As much as growers long for an end to the trade war with China, there are long-term threats to demand for corn, soybeans and other crops that could depress commodity prices for years to come and lead to calls for higher government spending, economists say.
Beef and pork stole much of the spotlight when President Donald Trump and Japanese Prime Minister Shinzo Abe signed off on a trade pact last week, but many of the U.S. winners will be American specialty crop farmers.
USDA’s Risk Management Agency has issued a clarification of an earlier press release to make clear that farmers will receive a 15% top-up payment on prevented planting indemnities this year if their insurance policies had the Harvest Price Option.
Japan agreed Wednesday to cut or eliminate tariffs on $7.2 billion worth of U.S. ag commodities and erect new quotas under a trade deal that U.S. President Donald Trump and Japanese Prime Minister Shinzo Abe signed Wednesday.
The next round of high-level U.S.-China trade talks are on schedule for next month despite the White House axing Chinese plans for a key official to tour U.S. farms and processing facilities this week.

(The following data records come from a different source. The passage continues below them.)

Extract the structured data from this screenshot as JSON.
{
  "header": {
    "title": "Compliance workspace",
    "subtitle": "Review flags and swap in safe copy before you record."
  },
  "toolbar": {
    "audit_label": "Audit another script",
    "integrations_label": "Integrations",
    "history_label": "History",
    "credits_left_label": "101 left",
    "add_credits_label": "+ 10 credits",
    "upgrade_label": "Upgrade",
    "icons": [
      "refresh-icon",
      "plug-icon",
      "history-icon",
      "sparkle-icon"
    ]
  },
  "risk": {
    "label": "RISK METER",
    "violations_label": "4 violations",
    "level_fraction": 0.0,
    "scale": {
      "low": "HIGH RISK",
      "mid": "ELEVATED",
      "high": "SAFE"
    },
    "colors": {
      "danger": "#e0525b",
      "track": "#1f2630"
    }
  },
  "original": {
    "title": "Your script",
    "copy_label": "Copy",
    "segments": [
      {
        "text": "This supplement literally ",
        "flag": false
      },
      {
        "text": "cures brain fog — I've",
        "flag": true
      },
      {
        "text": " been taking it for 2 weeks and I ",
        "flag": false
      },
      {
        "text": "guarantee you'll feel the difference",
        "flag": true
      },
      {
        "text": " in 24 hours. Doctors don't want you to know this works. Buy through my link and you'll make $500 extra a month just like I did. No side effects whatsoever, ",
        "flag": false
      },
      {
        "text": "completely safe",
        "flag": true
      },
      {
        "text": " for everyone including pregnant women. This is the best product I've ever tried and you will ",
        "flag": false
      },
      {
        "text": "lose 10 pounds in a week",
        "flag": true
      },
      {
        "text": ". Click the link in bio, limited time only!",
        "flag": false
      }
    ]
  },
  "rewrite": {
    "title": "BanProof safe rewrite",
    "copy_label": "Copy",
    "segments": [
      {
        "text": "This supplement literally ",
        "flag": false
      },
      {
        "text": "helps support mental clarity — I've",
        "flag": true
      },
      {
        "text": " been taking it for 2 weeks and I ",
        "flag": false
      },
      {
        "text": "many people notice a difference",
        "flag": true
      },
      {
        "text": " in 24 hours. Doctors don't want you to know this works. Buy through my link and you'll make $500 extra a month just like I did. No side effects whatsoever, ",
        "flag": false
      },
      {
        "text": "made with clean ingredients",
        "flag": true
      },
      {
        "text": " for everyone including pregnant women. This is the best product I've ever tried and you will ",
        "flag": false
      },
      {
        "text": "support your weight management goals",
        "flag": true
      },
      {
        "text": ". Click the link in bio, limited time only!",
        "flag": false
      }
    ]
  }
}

House Democrats are still far from ready to ratify President Donald Trump’s new version of the North American Free Trade Agreement, but their demands represent just one of the threats to implementation of the updated trade pact that would keep most agricultural tariffs at zero.